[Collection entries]
++++++++

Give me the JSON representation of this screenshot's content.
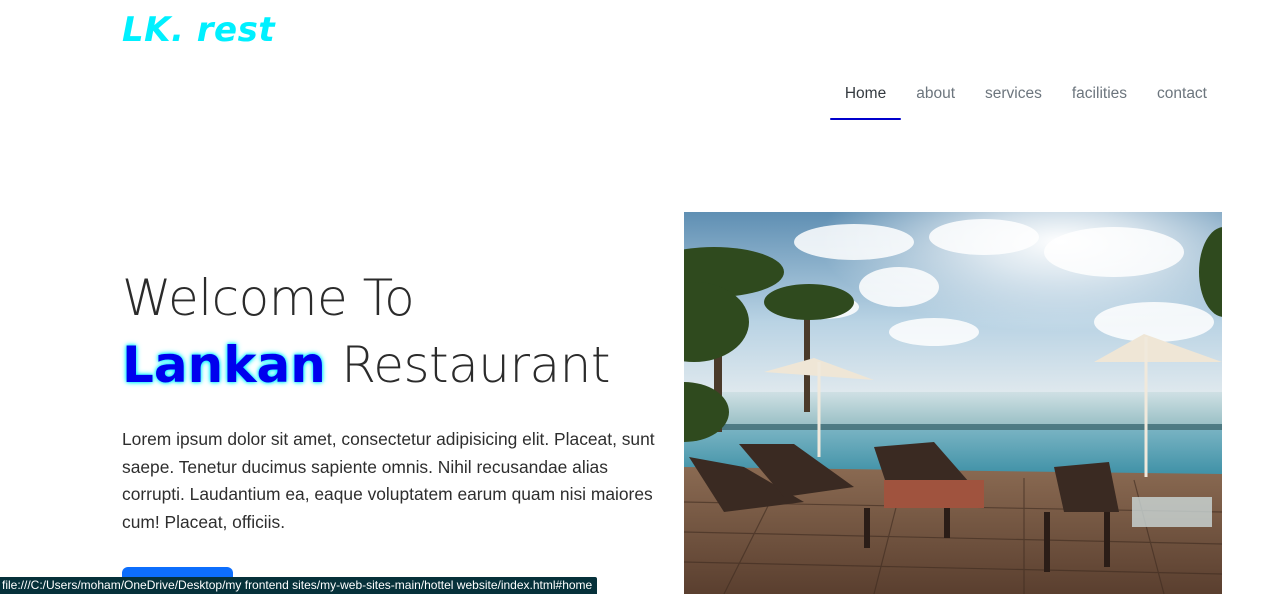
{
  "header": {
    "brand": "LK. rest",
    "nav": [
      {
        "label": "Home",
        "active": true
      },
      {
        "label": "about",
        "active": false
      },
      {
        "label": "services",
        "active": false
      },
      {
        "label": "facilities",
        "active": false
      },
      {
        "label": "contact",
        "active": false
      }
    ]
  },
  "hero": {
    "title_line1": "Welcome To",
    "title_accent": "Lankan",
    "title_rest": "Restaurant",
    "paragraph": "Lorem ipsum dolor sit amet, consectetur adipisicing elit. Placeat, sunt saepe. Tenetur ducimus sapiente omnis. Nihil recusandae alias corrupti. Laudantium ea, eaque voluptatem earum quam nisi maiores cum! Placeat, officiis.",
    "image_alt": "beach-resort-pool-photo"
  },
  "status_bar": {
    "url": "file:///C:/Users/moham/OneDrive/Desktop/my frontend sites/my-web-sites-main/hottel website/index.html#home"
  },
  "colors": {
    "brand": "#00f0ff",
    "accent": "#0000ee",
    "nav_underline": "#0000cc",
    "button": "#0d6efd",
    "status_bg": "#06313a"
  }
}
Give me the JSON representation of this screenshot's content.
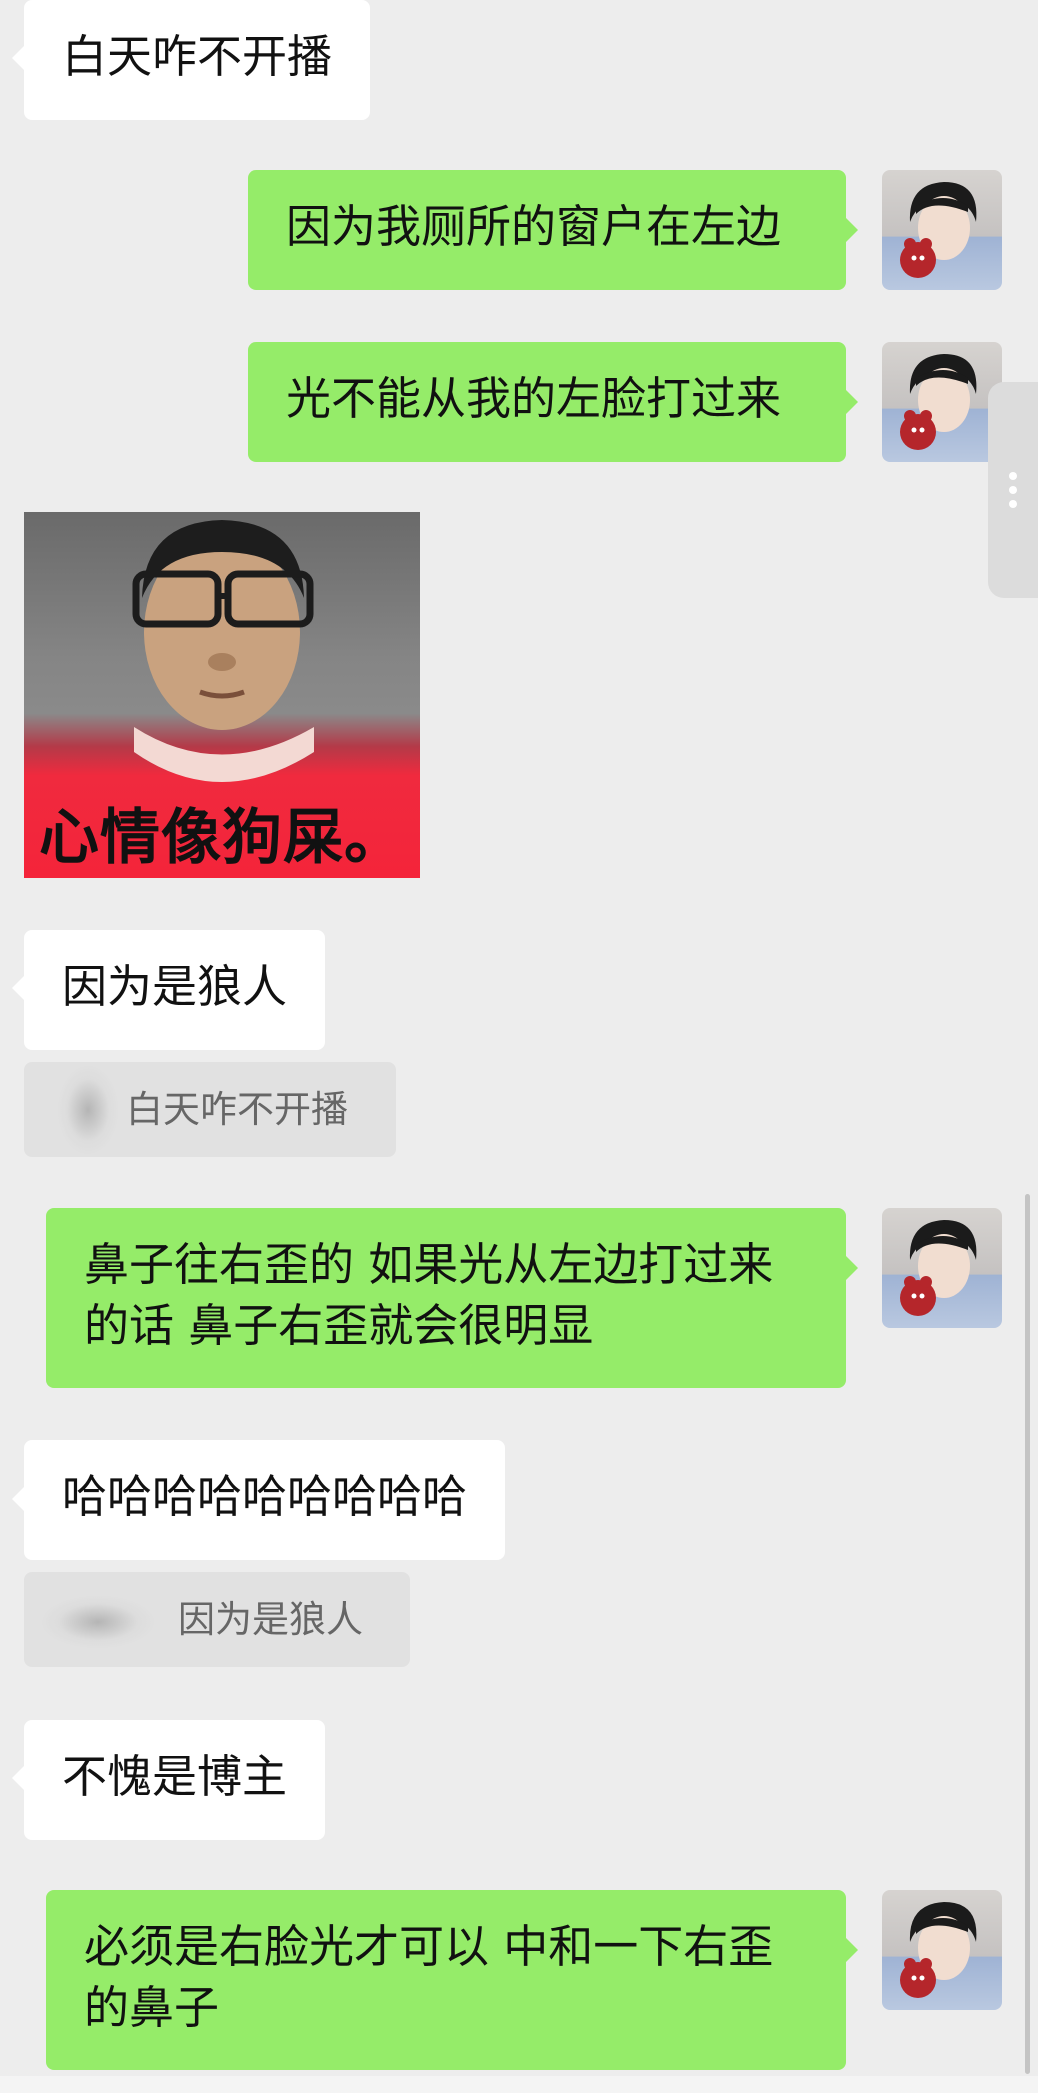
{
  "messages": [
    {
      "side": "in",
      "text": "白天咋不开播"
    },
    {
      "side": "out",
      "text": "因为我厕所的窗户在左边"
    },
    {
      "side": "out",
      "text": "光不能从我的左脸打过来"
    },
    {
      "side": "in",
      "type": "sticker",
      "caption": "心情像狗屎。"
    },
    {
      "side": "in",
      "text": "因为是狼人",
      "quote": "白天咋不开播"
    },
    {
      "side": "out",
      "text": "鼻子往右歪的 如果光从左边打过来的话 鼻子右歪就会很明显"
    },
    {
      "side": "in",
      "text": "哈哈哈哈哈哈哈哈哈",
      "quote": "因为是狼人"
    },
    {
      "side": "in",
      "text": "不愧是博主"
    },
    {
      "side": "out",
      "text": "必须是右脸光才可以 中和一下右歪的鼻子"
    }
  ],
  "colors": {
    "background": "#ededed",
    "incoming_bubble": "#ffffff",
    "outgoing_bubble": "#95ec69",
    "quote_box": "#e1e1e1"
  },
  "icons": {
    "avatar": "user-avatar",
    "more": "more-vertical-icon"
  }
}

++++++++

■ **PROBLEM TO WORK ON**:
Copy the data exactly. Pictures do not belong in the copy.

■ **YOUR SOLUTION**:
Give me the JSON representation of this screenshot's content.
{
  "header": {
    "brand": "LK. rest",
    "nav": [
      {
        "label": "Home",
        "active": true
      },
      {
        "label": "about",
        "active": false
      },
      {
        "label": "services",
        "active": false
      },
      {
        "label": "facilities",
        "active": false
      },
      {
        "label": "contact",
        "active": false
      }
    ]
  },
  "hero": {
    "title_line1": "Welcome To",
    "title_accent": "Lankan",
    "title_rest": "Restaurant",
    "paragraph": "Lorem ipsum dolor sit amet, consectetur adipisicing elit. Placeat, sunt saepe. Tenetur ducimus sapiente omnis. Nihil recusandae alias corrupti. Laudantium ea, eaque voluptatem earum quam nisi maiores cum! Placeat, officiis.",
    "image_alt": "beach-resort-pool-photo"
  },
  "status_bar": {
    "url": "file:///C:/Users/moham/OneDrive/Desktop/my frontend sites/my-web-sites-main/hottel website/index.html#home"
  },
  "colors": {
    "brand": "#00f0ff",
    "accent": "#0000ee",
    "nav_underline": "#0000cc",
    "button": "#0d6efd",
    "status_bg": "#06313a"
  }
}
Give me the JSON representation of this screenshot's content.
{
  "messages": [
    {
      "side": "in",
      "text": "白天咋不开播"
    },
    {
      "side": "out",
      "text": "因为我厕所的窗户在左边"
    },
    {
      "side": "out",
      "text": "光不能从我的左脸打过来"
    },
    {
      "side": "in",
      "type": "sticker",
      "caption": "心情像狗屎。"
    },
    {
      "side": "in",
      "text": "因为是狼人",
      "quote": "白天咋不开播"
    },
    {
      "side": "out",
      "text": "鼻子往右歪的 如果光从左边打过来的话 鼻子右歪就会很明显"
    },
    {
      "side": "in",
      "text": "哈哈哈哈哈哈哈哈哈",
      "quote": "因为是狼人"
    },
    {
      "side": "in",
      "text": "不愧是博主"
    },
    {
      "side": "out",
      "text": "必须是右脸光才可以 中和一下右歪的鼻子"
    }
  ],
  "colors": {
    "background": "#ededed",
    "incoming_bubble": "#ffffff",
    "outgoing_bubble": "#95ec69",
    "quote_box": "#e1e1e1"
  },
  "icons": {
    "avatar": "user-avatar",
    "more": "more-vertical-icon"
  }
}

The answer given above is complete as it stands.